Data excerpts:
○ ○ ○ ○ ○ ○ ○

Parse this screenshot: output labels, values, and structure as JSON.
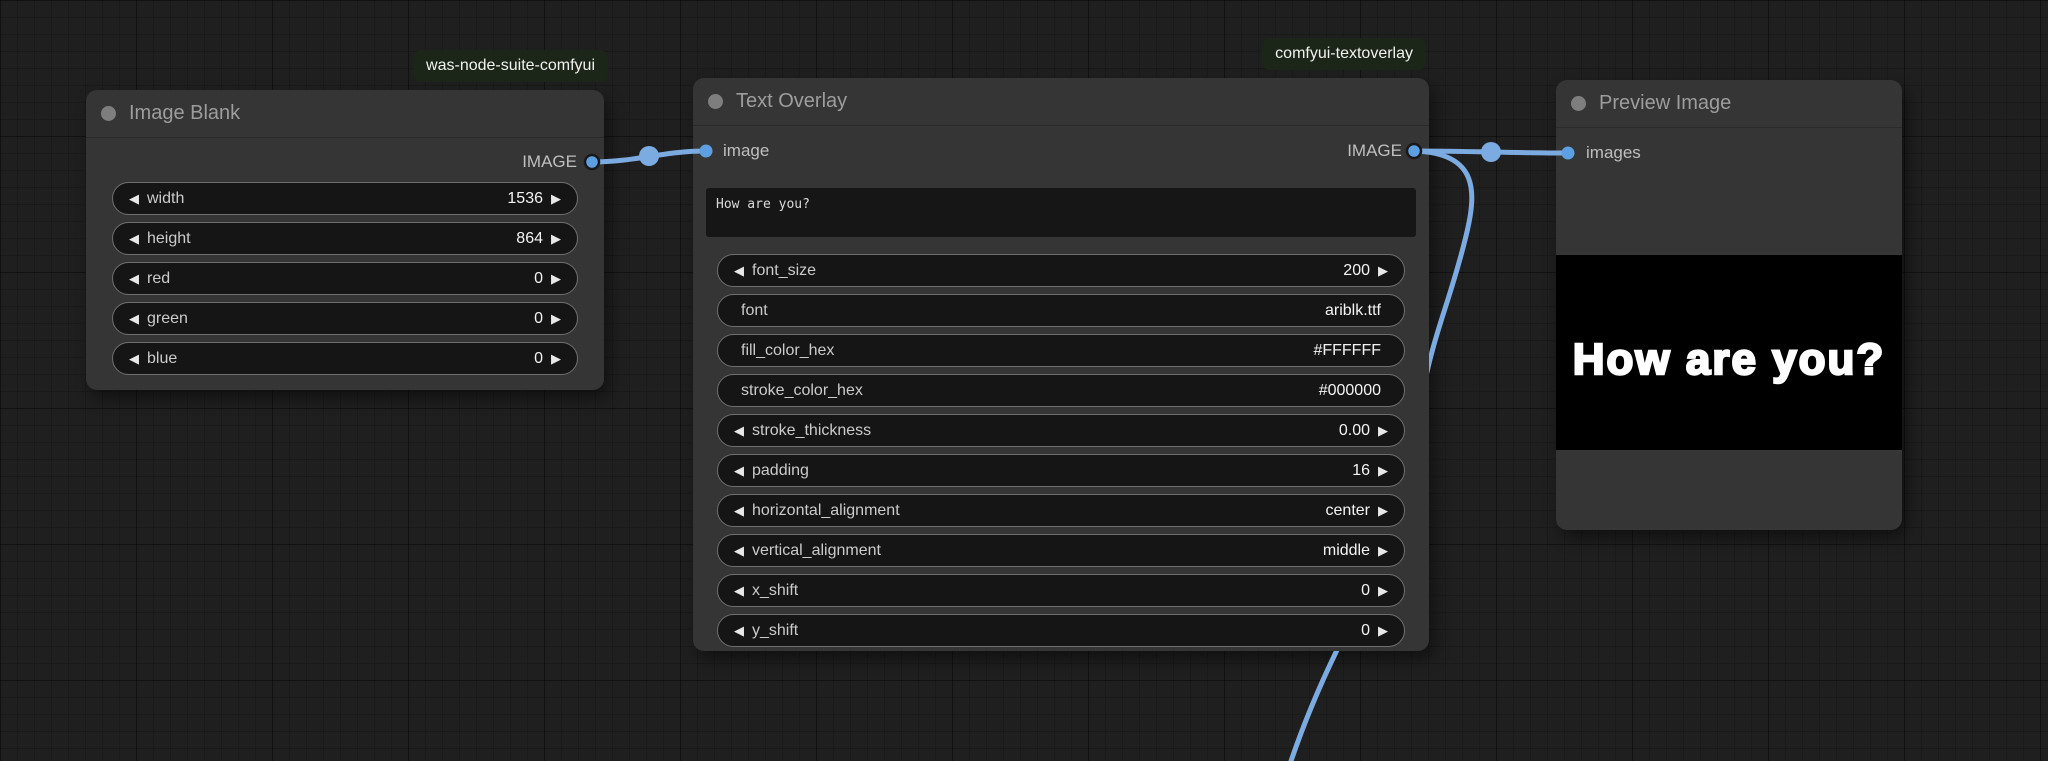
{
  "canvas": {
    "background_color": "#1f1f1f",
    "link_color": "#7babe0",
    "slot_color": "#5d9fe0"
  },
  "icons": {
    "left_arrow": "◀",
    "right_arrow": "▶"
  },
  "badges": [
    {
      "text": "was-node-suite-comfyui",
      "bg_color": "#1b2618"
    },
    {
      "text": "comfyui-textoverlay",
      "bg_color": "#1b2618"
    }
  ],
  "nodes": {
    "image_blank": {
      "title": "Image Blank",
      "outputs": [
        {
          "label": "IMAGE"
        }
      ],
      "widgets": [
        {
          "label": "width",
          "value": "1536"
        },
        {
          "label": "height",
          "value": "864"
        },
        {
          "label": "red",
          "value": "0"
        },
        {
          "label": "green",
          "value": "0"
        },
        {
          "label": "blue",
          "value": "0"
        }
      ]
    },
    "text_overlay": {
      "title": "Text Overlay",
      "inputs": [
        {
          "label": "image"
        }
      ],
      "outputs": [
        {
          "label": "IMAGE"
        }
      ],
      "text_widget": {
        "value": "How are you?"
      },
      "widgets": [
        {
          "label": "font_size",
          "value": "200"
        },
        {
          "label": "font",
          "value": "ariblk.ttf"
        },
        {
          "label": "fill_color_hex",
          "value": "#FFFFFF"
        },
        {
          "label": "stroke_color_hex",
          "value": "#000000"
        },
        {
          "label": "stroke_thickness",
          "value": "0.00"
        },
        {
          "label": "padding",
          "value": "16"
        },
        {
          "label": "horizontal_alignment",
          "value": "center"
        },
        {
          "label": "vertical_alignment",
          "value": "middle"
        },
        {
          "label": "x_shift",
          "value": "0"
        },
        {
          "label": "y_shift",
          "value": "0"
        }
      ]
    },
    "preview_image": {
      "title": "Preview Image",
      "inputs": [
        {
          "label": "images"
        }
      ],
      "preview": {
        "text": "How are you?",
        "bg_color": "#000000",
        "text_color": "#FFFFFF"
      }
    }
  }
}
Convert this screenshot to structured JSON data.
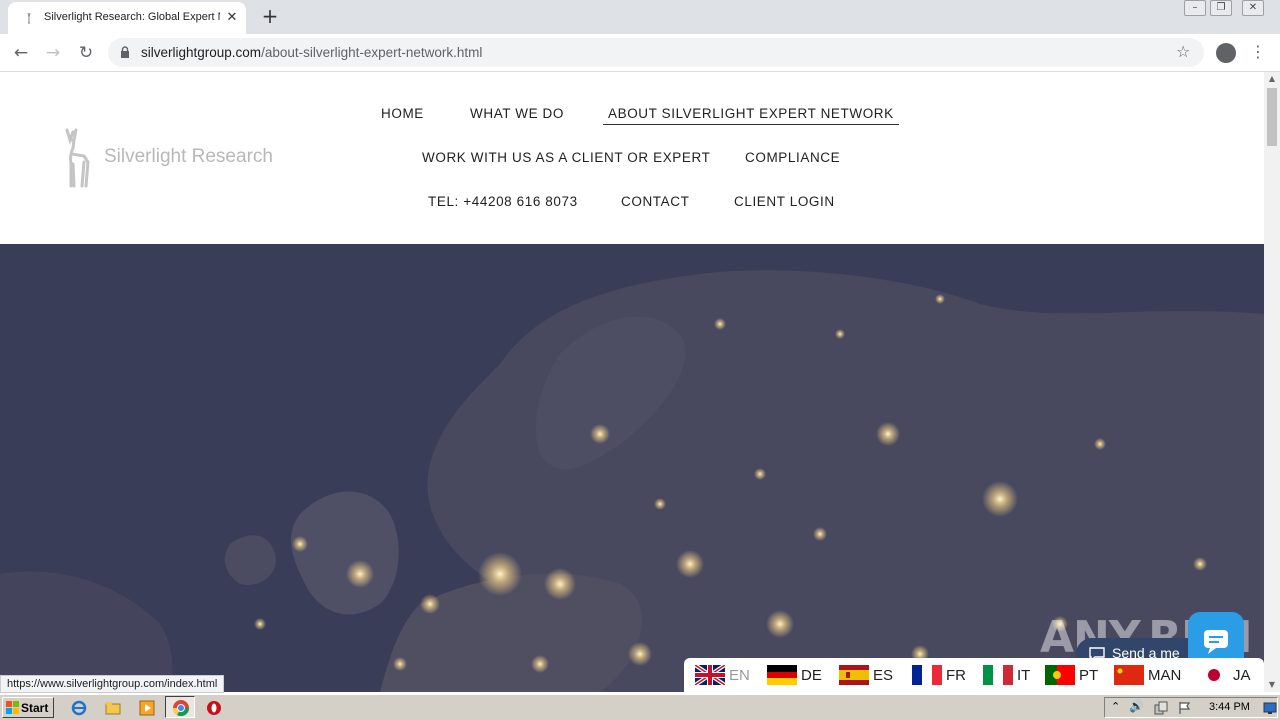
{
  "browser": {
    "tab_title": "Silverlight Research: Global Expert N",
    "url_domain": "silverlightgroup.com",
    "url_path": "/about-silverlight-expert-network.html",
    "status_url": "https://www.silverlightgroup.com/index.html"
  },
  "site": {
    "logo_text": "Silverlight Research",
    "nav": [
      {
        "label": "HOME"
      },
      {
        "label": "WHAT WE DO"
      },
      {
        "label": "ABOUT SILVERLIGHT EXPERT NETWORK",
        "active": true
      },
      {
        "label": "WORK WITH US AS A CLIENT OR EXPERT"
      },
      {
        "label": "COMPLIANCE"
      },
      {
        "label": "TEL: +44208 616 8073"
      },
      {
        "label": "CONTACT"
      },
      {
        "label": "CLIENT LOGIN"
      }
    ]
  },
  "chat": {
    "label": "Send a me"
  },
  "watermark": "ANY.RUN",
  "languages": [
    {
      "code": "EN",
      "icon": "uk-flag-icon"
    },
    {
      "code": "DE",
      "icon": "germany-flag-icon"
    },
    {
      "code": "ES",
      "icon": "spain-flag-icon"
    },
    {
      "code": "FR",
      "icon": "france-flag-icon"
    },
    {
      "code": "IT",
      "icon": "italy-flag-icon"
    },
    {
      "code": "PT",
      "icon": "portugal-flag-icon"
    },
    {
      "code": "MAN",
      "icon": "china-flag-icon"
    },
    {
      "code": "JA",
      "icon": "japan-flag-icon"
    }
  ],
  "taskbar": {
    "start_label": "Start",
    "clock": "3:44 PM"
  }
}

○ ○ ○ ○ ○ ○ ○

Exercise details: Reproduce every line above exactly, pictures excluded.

Exercise output:
Parse this screenshot: output labels, values, and structure as JSON.
{
  "canvas": {
    "background_color": "#1f1f1f",
    "link_color": "#7babe0",
    "slot_color": "#5d9fe0"
  },
  "icons": {
    "left_arrow": "◀",
    "right_arrow": "▶"
  },
  "badges": [
    {
      "text": "was-node-suite-comfyui",
      "bg_color": "#1b2618"
    },
    {
      "text": "comfyui-textoverlay",
      "bg_color": "#1b2618"
    }
  ],
  "nodes": {
    "image_blank": {
      "title": "Image Blank",
      "outputs": [
        {
          "label": "IMAGE"
        }
      ],
      "widgets": [
        {
          "label": "width",
          "value": "1536"
        },
        {
          "label": "height",
          "value": "864"
        },
        {
          "label": "red",
          "value": "0"
        },
        {
          "label": "green",
          "value": "0"
        },
        {
          "label": "blue",
          "value": "0"
        }
      ]
    },
    "text_overlay": {
      "title": "Text Overlay",
      "inputs": [
        {
          "label": "image"
        }
      ],
      "outputs": [
        {
          "label": "IMAGE"
        }
      ],
      "text_widget": {
        "value": "How are you?"
      },
      "widgets": [
        {
          "label": "font_size",
          "value": "200"
        },
        {
          "label": "font",
          "value": "ariblk.ttf"
        },
        {
          "label": "fill_color_hex",
          "value": "#FFFFFF"
        },
        {
          "label": "stroke_color_hex",
          "value": "#000000"
        },
        {
          "label": "stroke_thickness",
          "value": "0.00"
        },
        {
          "label": "padding",
          "value": "16"
        },
        {
          "label": "horizontal_alignment",
          "value": "center"
        },
        {
          "label": "vertical_alignment",
          "value": "middle"
        },
        {
          "label": "x_shift",
          "value": "0"
        },
        {
          "label": "y_shift",
          "value": "0"
        }
      ]
    },
    "preview_image": {
      "title": "Preview Image",
      "inputs": [
        {
          "label": "images"
        }
      ],
      "preview": {
        "text": "How are you?",
        "bg_color": "#000000",
        "text_color": "#FFFFFF"
      }
    }
  }
}
Convert this screenshot to structured JSON data.
{
  "browser": {
    "tab_title": "Silverlight Research: Global Expert N",
    "url_domain": "silverlightgroup.com",
    "url_path": "/about-silverlight-expert-network.html",
    "status_url": "https://www.silverlightgroup.com/index.html"
  },
  "site": {
    "logo_text": "Silverlight Research",
    "nav": [
      {
        "label": "HOME"
      },
      {
        "label": "WHAT WE DO"
      },
      {
        "label": "ABOUT SILVERLIGHT EXPERT NETWORK",
        "active": true
      },
      {
        "label": "WORK WITH US AS A CLIENT OR EXPERT"
      },
      {
        "label": "COMPLIANCE"
      },
      {
        "label": "TEL: +44208 616 8073"
      },
      {
        "label": "CONTACT"
      },
      {
        "label": "CLIENT LOGIN"
      }
    ]
  },
  "chat": {
    "label": "Send a me"
  },
  "watermark": "ANY.RUN",
  "languages": [
    {
      "code": "EN",
      "icon": "uk-flag-icon"
    },
    {
      "code": "DE",
      "icon": "germany-flag-icon"
    },
    {
      "code": "ES",
      "icon": "spain-flag-icon"
    },
    {
      "code": "FR",
      "icon": "france-flag-icon"
    },
    {
      "code": "IT",
      "icon": "italy-flag-icon"
    },
    {
      "code": "PT",
      "icon": "portugal-flag-icon"
    },
    {
      "code": "MAN",
      "icon": "china-flag-icon"
    },
    {
      "code": "JA",
      "icon": "japan-flag-icon"
    }
  ],
  "taskbar": {
    "start_label": "Start",
    "clock": "3:44 PM"
  }
}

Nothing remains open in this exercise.